“Are you … Are you sure you’re all alone?” stammered the colonel, the first one to find his tongue.
“I’ve always enjoyed setting a pretty table,” Monsieur Calguès replied. “It’s so pleasant to look at. At five past six, I saw you all down there getting ready to leave. So I got right to work. There are a few things missing, but I hope you’ll excuse me. I wanted to whip up a crème Chantilly, but you got here sooner than I expected. We’ll just have to do without the sweets, that’s all …”
“Good God!” shouted Dragasès, all of a sudden. “What’s that?”
He was pointing to a young man, all in a heap in the corner, legs spread, head hanging, half hidden by the tablecloth falling almost to the floor. Hair long and dirty, flowered tunic, Hindu collar, Afghan vest. And lying quite still. A red spot on his chest, with a neat little hole, left no doubt whatever as to his state of health.

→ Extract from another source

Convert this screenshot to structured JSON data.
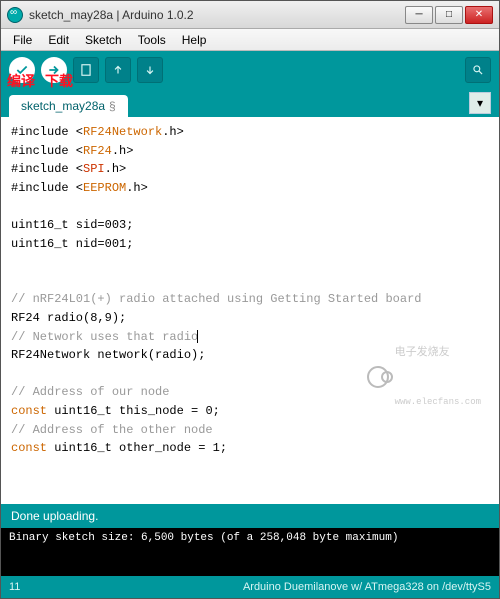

“You?” asked the colonel.
“Me,” Monsieur Calguès answered, nodding. “I couldn’t stand the awful things he was saying. In a war, even a hopeless one, some people have to die, or it wouldn’t be right. I did just what you did. Down there, I mean. My personal war, just for the fun of it. No illusions, I assure you. Strange,” he added, looking at the corpse, “I’d forgotten all about him.”
“When did it happen?”
“Last night sometime.”
“Better get him out of here before he begins to stink the place up,” said the colonel, very matter-of-fact. “We’ll take care of it for you.”
And that was that. The whole of the young man’s funeral oration …
“All right, let’s eat!” exclaimed Jean Perret. “A toast, Monsieur Calgues, to the health of The Village!”
And he added in the most sham-serious of tones:
“By the way, how would Minister of Culture suit you?”
“Let’s not forget the command post,” Dragases reminded them. And he turned to one of the marine commandos. “You… Since you managed to save your bugle, blow us a mess call. That’ll knock ‘em on their ass!”
Given the words the French soldier thinks of when he hears those notes—“It ain’t shit yet, but it will be soon!”—one imagines them bursting against the Western sky, and sounding an accent of prophetic doom …